@article{ddbee6b0-62af-4edb-a954-a0767384250e,
  abstract     = {The recombinant xylose-utilizing Saccharomyces cerevisiae TMB 3399 was constructed by chromosomal integration of the genes encoding Image-xylose reductase (XR), xylitol dehydrogenase (XDH), and xylulokinase (XK). S. cerevisiae TMB 3399 was subjected to chemical mutagenesis with ethyl methanesulfonate and, after enrichment, 33 mutants were selected for improved growth on Image-xylose and carbon dioxide formation in Durham tubes. The best-performing mutant was called S. cerevisiae TMB 3400. The novel, recombinant S. cerevisiae strains were compared with Pichia stipitis CBS 6054 through cultivation under aerobic, oxygen-limited, and anaerobic conditions in a defined mineral medium using only Image-xylose as carbon and energy source. The mutation led to a more than five-fold increase in maximum specific growth rate, from 0.0255 h−1 for S. cerevisiae TMB 3399 to 0.14 h−1 for S. cerevisiae TMB 3400, whereas P. stipitis grew at a maximum specific growth rate of 0.44 h−1. All yeast strains formed ethanol only under oxygen-limited and anaerobic conditions. The ethanol yields and maximum specific ethanol productivities during oxygen limitation were 0.21, 0.25, and 0.30 g ethanol g xylose−1 and 0.001, 0.10, and 0.16 g ethanol g biomass−1 h−1 for S. cerevisiae TMB 3399, TMB 3400, and P. stipitis CBS 6054, respectively. The xylitol yield under oxygen-limited and anaerobic conditions was two-fold higher for S. cerevisiae TMB 3399 than for TMB 3400, but the glycerol yield was higher for TMB 3400. The specific activity, in U mg protein−1, was higher for XDH than for XR in both S. cerevisiae TMB 3399 and TMB 3400, while P. stipitis CBS 6054 showed the opposite relation. S. cerevisiae TMB 3400 displayed higher specific XR, XDH and XK activities than TMB 3399. Hence, we have demonstrated that a combination of metabolic engineering and random mutagenesis was successful to generate a superior, xylose-utilizing S. cerevisiae, and uncovered distinctive physiological properties of the mutant.},

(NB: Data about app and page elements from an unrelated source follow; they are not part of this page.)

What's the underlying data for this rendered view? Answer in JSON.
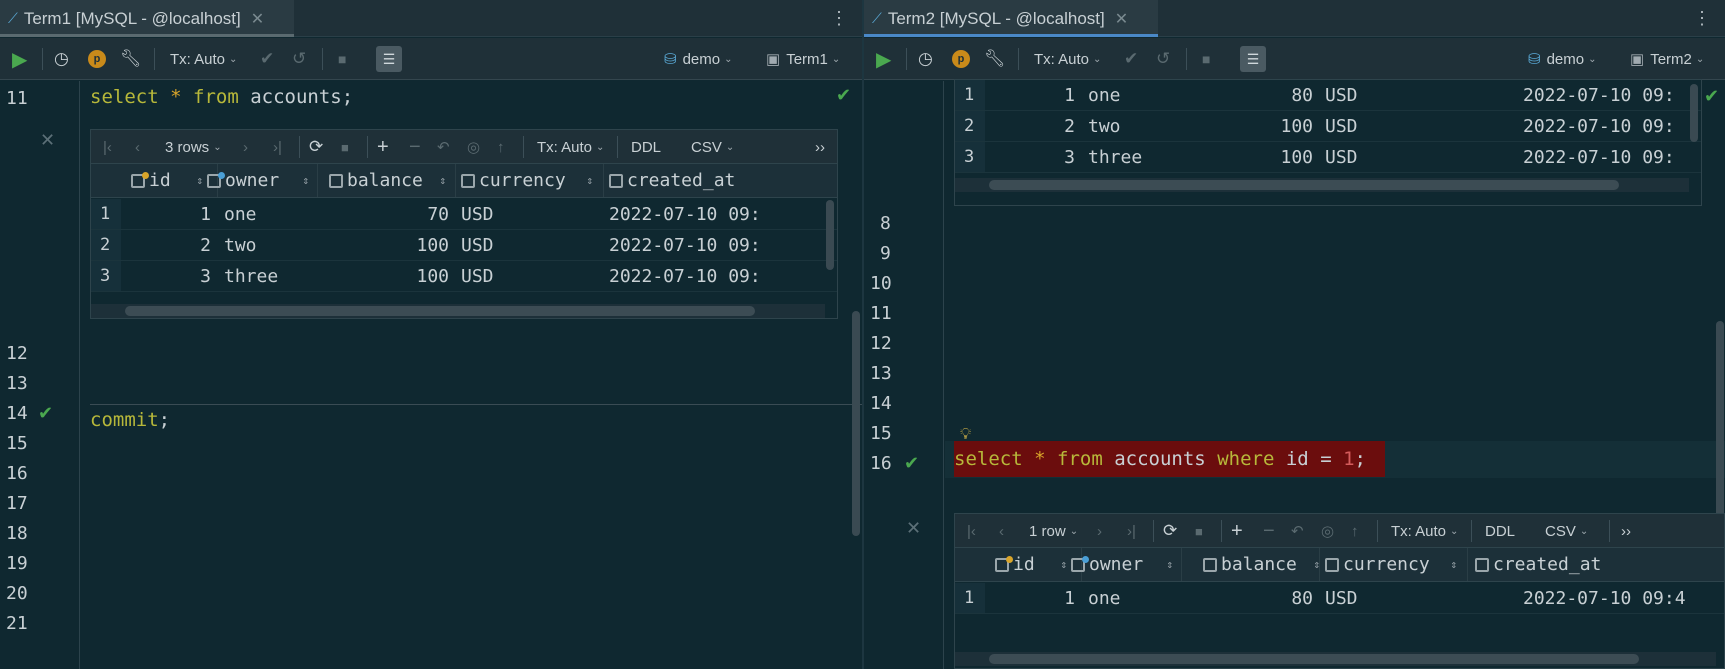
{
  "left": {
    "tab": {
      "title": "Term1 [MySQL - @localhost]"
    },
    "toolbar": {
      "tx": "Tx: Auto",
      "schema": "demo",
      "session": "Term1"
    },
    "lines": {
      "n11": "11",
      "n12": "12",
      "n13": "13",
      "n14": "14",
      "n15": "15",
      "n16": "16",
      "n17": "17",
      "n18": "18",
      "n19": "19",
      "n20": "20",
      "n21": "21"
    },
    "code": {
      "l11_kw1": "select",
      "l11_star": "*",
      "l11_kw2": "from",
      "l11_rest": "accounts;",
      "l14_kw": "commit",
      "l14_rest": ";"
    },
    "result": {
      "rows_label": "3 rows",
      "tx": "Tx: Auto",
      "ddl": "DDL",
      "csv": "CSV",
      "more": "››",
      "columns": [
        "id",
        "owner",
        "balance",
        "currency",
        "created_at"
      ],
      "rows": [
        {
          "n": "1",
          "id": "1",
          "owner": "one",
          "balance": "70",
          "currency": "USD",
          "created_at": "2022-07-10 09:"
        },
        {
          "n": "2",
          "id": "2",
          "owner": "two",
          "balance": "100",
          "currency": "USD",
          "created_at": "2022-07-10 09:"
        },
        {
          "n": "3",
          "id": "3",
          "owner": "three",
          "balance": "100",
          "currency": "USD",
          "created_at": "2022-07-10 09:"
        }
      ]
    }
  },
  "right": {
    "tab": {
      "title": "Term2 [MySQL - @localhost]"
    },
    "toolbar": {
      "tx": "Tx: Auto",
      "schema": "demo",
      "session": "Term2"
    },
    "lines": {
      "n8": "8",
      "n9": "9",
      "n10": "10",
      "n11": "11",
      "n12": "12",
      "n13": "13",
      "n14": "14",
      "n15": "15",
      "n16": "16"
    },
    "top_result": {
      "rows": [
        {
          "n": "1",
          "id": "1",
          "owner": "one",
          "balance": "80",
          "currency": "USD",
          "created_at": "2022-07-10 09:"
        },
        {
          "n": "2",
          "id": "2",
          "owner": "two",
          "balance": "100",
          "currency": "USD",
          "created_at": "2022-07-10 09:"
        },
        {
          "n": "3",
          "id": "3",
          "owner": "three",
          "balance": "100",
          "currency": "USD",
          "created_at": "2022-07-10 09:"
        }
      ]
    },
    "code": {
      "l16_kw1": "select",
      "l16_star": "*",
      "l16_kw2": "from",
      "l16_t": "accounts",
      "l16_kw3": "where",
      "l16_col": "id",
      "l16_eq": "=",
      "l16_num": "1",
      "l16_semi": ";"
    },
    "result": {
      "rows_label": "1 row",
      "tx": "Tx: Auto",
      "ddl": "DDL",
      "csv": "CSV",
      "more": "››",
      "columns": [
        "id",
        "owner",
        "balance",
        "currency",
        "created_at"
      ],
      "rows": [
        {
          "n": "1",
          "id": "1",
          "owner": "one",
          "balance": "80",
          "currency": "USD",
          "created_at": "2022-07-10 09:4"
        }
      ]
    }
  },
  "colors": {
    "accent_tab": "#4a88c7",
    "keyword": "#b7b83a",
    "run": "#4aa84f",
    "error_highlight": "#6b0d0d"
  }
}
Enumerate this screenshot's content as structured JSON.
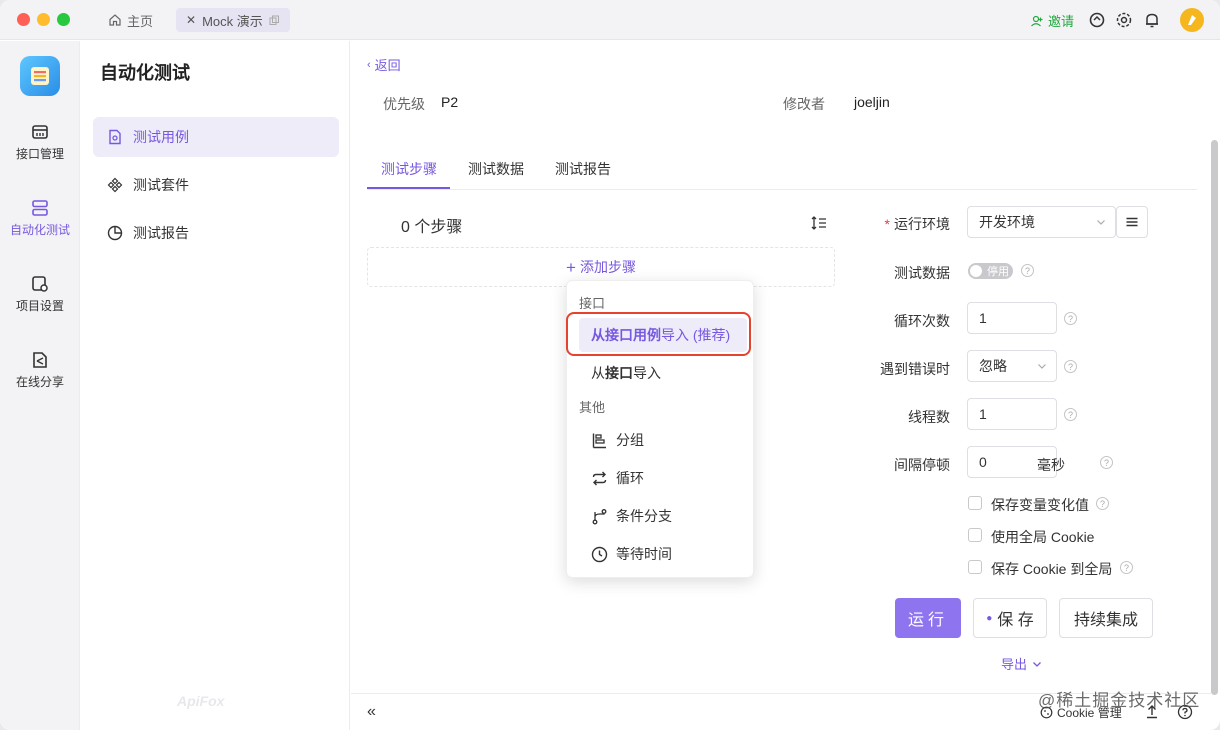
{
  "titlebar": {
    "home_tab": "主页",
    "active_tab": "Mock 演示",
    "invite": "邀请"
  },
  "rail": {
    "items": [
      {
        "label": "接口管理"
      },
      {
        "label": "自动化测试"
      },
      {
        "label": "项目设置"
      },
      {
        "label": "在线分享"
      }
    ]
  },
  "sidebar": {
    "title": "自动化测试",
    "items": [
      {
        "label": "测试用例"
      },
      {
        "label": "测试套件"
      },
      {
        "label": "测试报告"
      }
    ],
    "watermark": "ApiFox"
  },
  "main": {
    "back": "返回",
    "priority_label": "优先级",
    "priority_value": "P2",
    "modifier_label": "修改者",
    "modifier_value": "joeljin",
    "tabs": [
      {
        "label": "测试步骤"
      },
      {
        "label": "测试数据"
      },
      {
        "label": "测试报告"
      }
    ],
    "steps_count": "0 个步骤",
    "add_step": "添加步骤"
  },
  "popup": {
    "group_api": "接口",
    "import_case_bold": "从接口用例",
    "import_case_rest": "导入 (推荐)",
    "import_api_pre": "从",
    "import_api_bold": "接口",
    "import_api_rest": "导入",
    "group_other": "其他",
    "items": [
      {
        "label": "分组",
        "icon": "group-icon"
      },
      {
        "label": "循环",
        "icon": "loop-icon"
      },
      {
        "label": "条件分支",
        "icon": "branch-icon"
      },
      {
        "label": "等待时间",
        "icon": "clock-icon"
      }
    ]
  },
  "form": {
    "env_label": "运行环境",
    "env_value": "开发环境",
    "test_data_label": "测试数据",
    "test_data_toggle": "停用",
    "loop_label": "循环次数",
    "loop_value": "1",
    "on_error_label": "遇到错误时",
    "on_error_value": "忽略",
    "threads_label": "线程数",
    "threads_value": "1",
    "interval_label": "间隔停顿",
    "interval_value": "0",
    "interval_unit": "毫秒",
    "checkboxes": [
      {
        "label": "保存变量变化值",
        "checked": false
      },
      {
        "label": "使用全局 Cookie",
        "checked": false
      },
      {
        "label": "保存 Cookie 到全局",
        "checked": false
      }
    ],
    "run": "运行",
    "save": "保 存",
    "ci": "持续集成",
    "export": "导出"
  },
  "bottombar": {
    "cookie": "Cookie 管理"
  },
  "watermark": "@稀土掘金技术社区",
  "colors": {
    "accent": "#7758e0",
    "run_button": "#8f74f0",
    "highlight_box": "#e5432f",
    "invite": "#23a840"
  }
}
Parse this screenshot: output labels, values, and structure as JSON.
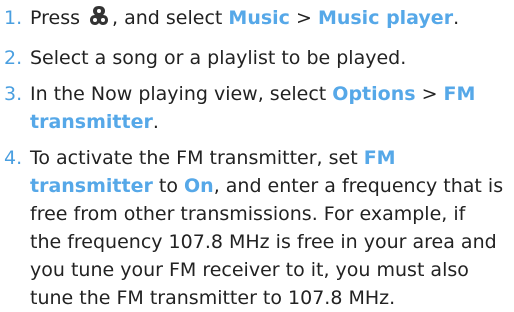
{
  "steps": [
    {
      "number": "1.",
      "before": "Press ",
      "icon": "menu-key-icon",
      "middle": ", and select ",
      "ui1": "Music",
      "sep": " > ",
      "ui2": "Music player",
      "end": "."
    },
    {
      "number": "2.",
      "text": "Select a song or a playlist to be played."
    },
    {
      "number": "3.",
      "before": "In the Now playing view, select ",
      "ui1": "Options",
      "sep": " > ",
      "ui2_line1": "FM",
      "ui2_line2": "transmitter",
      "end": "."
    },
    {
      "number": "4.",
      "before": "To activate the FM transmitter, set ",
      "ui1_line1": "FM",
      "ui1_line2": "transmitter",
      "mid1": " to ",
      "ui2": "On",
      "line2_rest": ", and enter a frequency that is",
      "line3": "free from other transmissions. For example, if",
      "line4": "the frequency 107.8 MHz is free in your area and",
      "line5": "you tune your FM receiver to it, you must also",
      "line6": "tune the FM transmitter to 107.8 MHz."
    }
  ],
  "colors": {
    "text": "#222222",
    "accent": "#56a8e8",
    "number": "#4a9fe0"
  }
}
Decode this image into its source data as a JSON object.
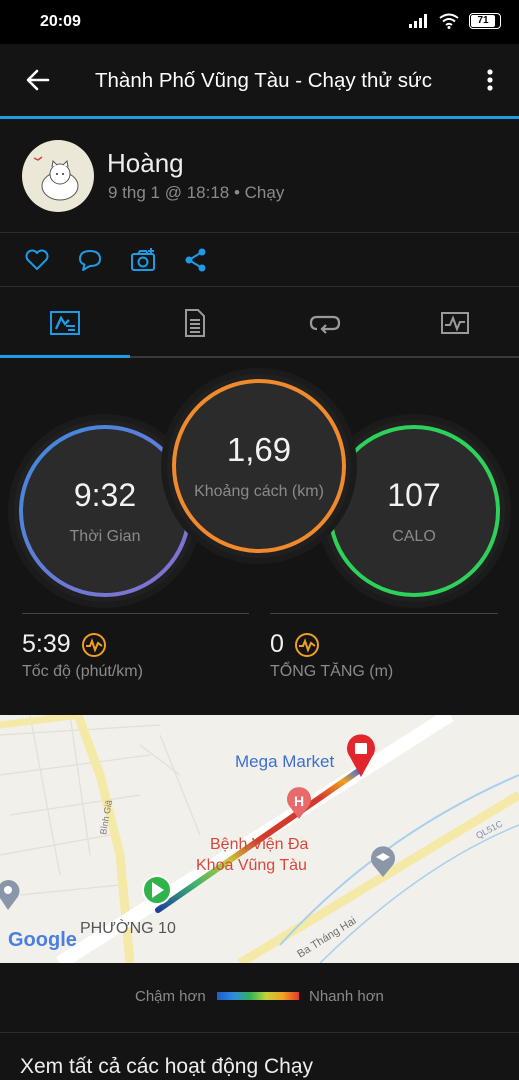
{
  "status_bar": {
    "time": "20:09",
    "battery": "71",
    "icons": [
      "signal-icon",
      "wifi-icon",
      "battery-icon"
    ]
  },
  "header": {
    "title": "Thành Phố Vũng Tàu - Chạy thử sức",
    "back_icon": "back-arrow-icon",
    "menu_icon": "more-vertical-icon"
  },
  "profile": {
    "name": "Hoàng",
    "meta": "9 thg 1 @ 18:18 • Chạy"
  },
  "actions": [
    "heart-icon",
    "comment-icon",
    "camera-icon",
    "share-icon"
  ],
  "tabs": [
    "summary-icon",
    "details-icon",
    "laps-icon",
    "charts-icon"
  ],
  "rings": {
    "time": {
      "value": "9:32",
      "label": "Thời Gian"
    },
    "distance": {
      "value": "1,69",
      "label": "Khoảng cách (km)"
    },
    "calories": {
      "value": "107",
      "label": "CALO"
    }
  },
  "sub_stats": {
    "pace": {
      "value": "5:39",
      "label": "Tốc độ (phút/km)"
    },
    "ascent": {
      "value": "0",
      "label": "TỔNG TĂNG (m)"
    }
  },
  "map": {
    "labels": {
      "mega_market": "Mega Market",
      "hospital_line1": "Bệnh Viện Đa",
      "hospital_line2": "Khoa Vũng Tàu",
      "ward": "PHƯỜNG 10",
      "street": "Ba Tháng Hai",
      "binh_gia": "Bình Giã",
      "road_code": "QL51C",
      "google": "Google"
    }
  },
  "legend": {
    "slower": "Chậm hơn",
    "faster": "Nhanh hơn"
  },
  "footer": {
    "see_all": "Xem tất cả các hoạt động Chạy"
  },
  "colors": {
    "accent": "#1f9be3",
    "ring_time": "#5b7ad6",
    "ring_distance": "#f08a2c",
    "ring_calories": "#2ed15a"
  }
}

  author       = {Wahlbom, Fredrik and van Zyl, W H and Jönsson, Leif J and Hahn-Hägerdal, Bärbel and Otero, R R},
  issn         = {1567-1364},
  language     = {eng},
  number       = {3},
  pages        = {319--326},
  publisher    = {Elsevier},
  series       = {FEMS Yeast Research},
  title        = {Generation of the improved recombinant xylose-utilizing Saccharomyces cerevisiae TMB3400 by random mutagenesis and physiological comparison with Pichia stipitis CBS6054.},
  url          = {http://dx.doi.org/10.1016/S1567-1356(02)00206-4},
  volume       = {3},
  year         = {2003},
}